Work instruction >> Below are some records. How many of their lines contain the string "JSON"? Give the number only.

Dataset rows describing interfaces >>
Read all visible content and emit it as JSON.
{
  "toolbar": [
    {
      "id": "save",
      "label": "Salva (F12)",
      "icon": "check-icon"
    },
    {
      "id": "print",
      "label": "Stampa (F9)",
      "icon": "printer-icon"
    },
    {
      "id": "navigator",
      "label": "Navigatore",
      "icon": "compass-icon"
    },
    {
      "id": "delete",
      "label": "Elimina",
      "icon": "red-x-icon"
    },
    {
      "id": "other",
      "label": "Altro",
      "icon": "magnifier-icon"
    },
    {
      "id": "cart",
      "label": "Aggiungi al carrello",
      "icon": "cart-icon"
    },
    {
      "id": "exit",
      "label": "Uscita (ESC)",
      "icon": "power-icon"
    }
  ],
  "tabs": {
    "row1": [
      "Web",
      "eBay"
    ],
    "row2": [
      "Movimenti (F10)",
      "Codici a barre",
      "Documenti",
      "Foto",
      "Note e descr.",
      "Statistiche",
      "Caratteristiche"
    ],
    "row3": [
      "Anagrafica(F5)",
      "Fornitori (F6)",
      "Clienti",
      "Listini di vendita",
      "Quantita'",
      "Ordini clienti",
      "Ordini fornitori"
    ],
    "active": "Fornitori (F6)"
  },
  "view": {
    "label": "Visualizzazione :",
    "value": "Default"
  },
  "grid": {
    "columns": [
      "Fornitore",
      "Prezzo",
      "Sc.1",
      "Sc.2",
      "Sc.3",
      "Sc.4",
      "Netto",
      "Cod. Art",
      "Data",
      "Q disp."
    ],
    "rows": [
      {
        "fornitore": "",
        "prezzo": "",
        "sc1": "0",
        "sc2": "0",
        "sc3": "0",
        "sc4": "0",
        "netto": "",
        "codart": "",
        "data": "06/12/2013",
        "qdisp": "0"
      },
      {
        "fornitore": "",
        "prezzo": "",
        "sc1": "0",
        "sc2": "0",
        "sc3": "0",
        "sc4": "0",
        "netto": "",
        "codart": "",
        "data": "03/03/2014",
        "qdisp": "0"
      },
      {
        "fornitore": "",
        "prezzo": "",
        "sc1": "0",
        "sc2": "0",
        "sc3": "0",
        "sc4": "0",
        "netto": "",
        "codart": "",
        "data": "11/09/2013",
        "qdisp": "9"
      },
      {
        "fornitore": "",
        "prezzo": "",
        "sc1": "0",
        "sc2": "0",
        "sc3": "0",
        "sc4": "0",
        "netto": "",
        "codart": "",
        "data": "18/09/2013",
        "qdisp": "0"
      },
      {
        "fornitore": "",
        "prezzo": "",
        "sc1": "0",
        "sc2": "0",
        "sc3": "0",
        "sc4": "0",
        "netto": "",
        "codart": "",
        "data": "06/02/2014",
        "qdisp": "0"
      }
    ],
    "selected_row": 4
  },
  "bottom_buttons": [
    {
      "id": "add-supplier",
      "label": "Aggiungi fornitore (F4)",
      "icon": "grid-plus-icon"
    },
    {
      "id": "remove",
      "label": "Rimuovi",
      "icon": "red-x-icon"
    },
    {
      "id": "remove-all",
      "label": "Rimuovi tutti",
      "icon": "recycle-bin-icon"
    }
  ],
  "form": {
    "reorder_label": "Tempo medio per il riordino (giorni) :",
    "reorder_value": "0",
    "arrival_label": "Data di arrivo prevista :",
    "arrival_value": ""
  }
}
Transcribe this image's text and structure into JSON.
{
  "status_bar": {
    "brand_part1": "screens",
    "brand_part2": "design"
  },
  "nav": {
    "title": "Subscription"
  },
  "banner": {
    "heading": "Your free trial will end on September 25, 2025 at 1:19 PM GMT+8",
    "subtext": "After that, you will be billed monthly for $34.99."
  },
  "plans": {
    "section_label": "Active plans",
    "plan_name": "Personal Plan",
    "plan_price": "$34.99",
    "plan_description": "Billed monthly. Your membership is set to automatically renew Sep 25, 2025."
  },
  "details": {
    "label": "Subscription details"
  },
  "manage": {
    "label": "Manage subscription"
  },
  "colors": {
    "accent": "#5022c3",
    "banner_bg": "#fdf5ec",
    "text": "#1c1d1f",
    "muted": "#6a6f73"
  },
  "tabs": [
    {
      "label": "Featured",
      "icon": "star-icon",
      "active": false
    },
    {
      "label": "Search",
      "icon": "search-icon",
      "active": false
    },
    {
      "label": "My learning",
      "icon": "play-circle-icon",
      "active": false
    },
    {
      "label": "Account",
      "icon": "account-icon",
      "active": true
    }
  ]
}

Solution to this problem >> 2